Material shown:
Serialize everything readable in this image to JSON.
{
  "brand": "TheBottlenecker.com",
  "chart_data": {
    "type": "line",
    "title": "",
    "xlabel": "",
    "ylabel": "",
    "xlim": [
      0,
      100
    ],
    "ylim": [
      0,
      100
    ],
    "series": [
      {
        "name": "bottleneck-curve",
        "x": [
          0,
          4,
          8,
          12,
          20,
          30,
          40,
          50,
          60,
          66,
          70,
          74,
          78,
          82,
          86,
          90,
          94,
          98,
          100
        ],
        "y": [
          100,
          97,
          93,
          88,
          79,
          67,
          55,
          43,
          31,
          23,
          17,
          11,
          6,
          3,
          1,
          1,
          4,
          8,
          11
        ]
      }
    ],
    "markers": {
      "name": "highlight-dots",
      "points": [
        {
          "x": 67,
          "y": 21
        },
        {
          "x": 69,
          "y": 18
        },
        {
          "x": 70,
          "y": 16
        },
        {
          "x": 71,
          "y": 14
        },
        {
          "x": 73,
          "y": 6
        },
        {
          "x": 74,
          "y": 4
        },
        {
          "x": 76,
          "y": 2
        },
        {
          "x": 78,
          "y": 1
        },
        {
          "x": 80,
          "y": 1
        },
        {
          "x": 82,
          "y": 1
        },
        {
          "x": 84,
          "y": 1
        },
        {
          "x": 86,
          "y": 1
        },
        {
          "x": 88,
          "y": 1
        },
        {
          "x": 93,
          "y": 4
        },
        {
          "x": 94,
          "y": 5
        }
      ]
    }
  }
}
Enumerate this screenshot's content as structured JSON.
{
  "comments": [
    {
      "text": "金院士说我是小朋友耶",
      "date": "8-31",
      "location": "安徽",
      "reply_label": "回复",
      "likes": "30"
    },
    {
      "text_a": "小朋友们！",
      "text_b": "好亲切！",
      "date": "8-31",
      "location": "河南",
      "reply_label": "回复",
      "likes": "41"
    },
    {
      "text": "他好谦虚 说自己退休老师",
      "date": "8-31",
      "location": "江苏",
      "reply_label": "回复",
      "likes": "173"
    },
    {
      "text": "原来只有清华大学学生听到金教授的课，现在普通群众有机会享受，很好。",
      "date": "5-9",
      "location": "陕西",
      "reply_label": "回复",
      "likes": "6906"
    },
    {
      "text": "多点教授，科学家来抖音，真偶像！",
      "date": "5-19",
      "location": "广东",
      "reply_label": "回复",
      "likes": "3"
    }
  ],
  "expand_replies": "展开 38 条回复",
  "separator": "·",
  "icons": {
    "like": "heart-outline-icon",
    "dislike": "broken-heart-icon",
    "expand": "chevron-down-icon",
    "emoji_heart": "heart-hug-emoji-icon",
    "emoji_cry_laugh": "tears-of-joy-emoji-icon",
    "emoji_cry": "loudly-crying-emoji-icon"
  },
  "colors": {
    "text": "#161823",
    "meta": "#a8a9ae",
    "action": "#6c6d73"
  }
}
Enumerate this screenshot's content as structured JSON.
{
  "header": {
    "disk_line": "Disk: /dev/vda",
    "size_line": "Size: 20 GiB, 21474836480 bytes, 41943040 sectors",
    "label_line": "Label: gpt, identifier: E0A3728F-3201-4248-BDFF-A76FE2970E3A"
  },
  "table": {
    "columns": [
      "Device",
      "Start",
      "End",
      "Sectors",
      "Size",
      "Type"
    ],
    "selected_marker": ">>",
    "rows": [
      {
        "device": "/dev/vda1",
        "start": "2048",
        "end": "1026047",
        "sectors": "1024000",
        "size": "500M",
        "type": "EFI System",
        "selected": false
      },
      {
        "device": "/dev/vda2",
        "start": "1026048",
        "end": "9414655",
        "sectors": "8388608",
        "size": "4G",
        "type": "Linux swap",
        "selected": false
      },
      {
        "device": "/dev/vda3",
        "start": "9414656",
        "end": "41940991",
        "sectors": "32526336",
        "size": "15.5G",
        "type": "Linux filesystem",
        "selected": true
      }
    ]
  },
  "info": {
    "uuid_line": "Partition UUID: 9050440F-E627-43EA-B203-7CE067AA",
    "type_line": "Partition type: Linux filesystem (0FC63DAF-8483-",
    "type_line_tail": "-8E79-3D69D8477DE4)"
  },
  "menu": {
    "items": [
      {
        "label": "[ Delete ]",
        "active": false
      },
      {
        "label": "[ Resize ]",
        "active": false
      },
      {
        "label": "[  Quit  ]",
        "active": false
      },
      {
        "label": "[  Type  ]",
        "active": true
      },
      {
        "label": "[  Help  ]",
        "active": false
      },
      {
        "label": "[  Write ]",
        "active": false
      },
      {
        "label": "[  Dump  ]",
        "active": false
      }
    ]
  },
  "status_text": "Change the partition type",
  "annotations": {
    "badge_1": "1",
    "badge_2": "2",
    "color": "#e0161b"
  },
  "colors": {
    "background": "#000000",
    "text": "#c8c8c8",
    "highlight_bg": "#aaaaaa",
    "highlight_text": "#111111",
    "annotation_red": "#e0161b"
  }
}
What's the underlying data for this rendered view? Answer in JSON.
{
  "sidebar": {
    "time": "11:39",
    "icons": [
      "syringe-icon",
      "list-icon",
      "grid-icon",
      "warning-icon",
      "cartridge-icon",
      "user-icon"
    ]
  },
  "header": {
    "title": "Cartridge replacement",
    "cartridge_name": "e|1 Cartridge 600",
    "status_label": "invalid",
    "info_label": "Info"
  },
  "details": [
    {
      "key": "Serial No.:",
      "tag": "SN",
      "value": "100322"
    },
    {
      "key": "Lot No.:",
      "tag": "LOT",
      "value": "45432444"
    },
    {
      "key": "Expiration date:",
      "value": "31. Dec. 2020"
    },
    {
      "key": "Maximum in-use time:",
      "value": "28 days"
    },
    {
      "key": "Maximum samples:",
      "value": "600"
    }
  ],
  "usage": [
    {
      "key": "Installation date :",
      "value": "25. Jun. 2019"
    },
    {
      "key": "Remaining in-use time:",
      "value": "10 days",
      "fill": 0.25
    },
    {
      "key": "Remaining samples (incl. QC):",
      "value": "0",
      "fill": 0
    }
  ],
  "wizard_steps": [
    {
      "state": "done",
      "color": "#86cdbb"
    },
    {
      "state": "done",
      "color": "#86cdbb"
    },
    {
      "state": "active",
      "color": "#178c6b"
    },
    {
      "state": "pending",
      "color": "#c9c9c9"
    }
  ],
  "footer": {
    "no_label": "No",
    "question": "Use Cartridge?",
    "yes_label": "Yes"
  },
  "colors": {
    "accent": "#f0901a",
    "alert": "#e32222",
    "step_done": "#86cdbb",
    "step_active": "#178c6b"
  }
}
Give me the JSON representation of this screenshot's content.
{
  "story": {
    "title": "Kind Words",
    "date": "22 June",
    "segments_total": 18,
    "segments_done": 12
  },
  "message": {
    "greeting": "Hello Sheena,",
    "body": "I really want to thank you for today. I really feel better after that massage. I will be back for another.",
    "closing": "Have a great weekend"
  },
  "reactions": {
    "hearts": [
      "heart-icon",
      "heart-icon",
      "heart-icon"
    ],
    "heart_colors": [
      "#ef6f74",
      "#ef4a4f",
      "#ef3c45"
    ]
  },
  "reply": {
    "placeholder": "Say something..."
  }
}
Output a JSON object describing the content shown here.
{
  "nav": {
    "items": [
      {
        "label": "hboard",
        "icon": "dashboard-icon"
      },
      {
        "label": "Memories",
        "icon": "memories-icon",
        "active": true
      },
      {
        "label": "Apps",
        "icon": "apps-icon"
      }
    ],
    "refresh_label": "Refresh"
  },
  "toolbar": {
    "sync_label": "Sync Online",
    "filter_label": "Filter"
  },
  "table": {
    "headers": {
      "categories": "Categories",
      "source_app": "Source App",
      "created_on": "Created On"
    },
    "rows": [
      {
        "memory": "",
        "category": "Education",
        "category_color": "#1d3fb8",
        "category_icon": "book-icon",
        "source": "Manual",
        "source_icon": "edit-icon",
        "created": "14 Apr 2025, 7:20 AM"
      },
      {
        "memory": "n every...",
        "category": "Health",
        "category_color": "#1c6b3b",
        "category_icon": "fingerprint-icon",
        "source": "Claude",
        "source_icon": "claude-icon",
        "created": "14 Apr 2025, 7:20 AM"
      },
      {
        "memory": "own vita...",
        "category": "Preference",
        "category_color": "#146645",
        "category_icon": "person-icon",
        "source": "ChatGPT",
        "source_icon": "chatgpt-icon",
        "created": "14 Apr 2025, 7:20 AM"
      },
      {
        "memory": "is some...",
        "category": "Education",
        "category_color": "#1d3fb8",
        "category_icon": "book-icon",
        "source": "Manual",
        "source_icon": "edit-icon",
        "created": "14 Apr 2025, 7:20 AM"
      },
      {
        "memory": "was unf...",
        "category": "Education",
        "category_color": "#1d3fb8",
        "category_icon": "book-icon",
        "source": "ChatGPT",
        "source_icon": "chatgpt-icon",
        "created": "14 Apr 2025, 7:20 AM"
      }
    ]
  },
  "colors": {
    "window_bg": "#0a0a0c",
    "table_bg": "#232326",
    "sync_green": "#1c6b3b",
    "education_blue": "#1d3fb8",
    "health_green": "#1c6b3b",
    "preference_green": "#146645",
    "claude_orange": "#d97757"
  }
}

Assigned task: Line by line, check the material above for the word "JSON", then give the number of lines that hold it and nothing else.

Result for this exercise: 6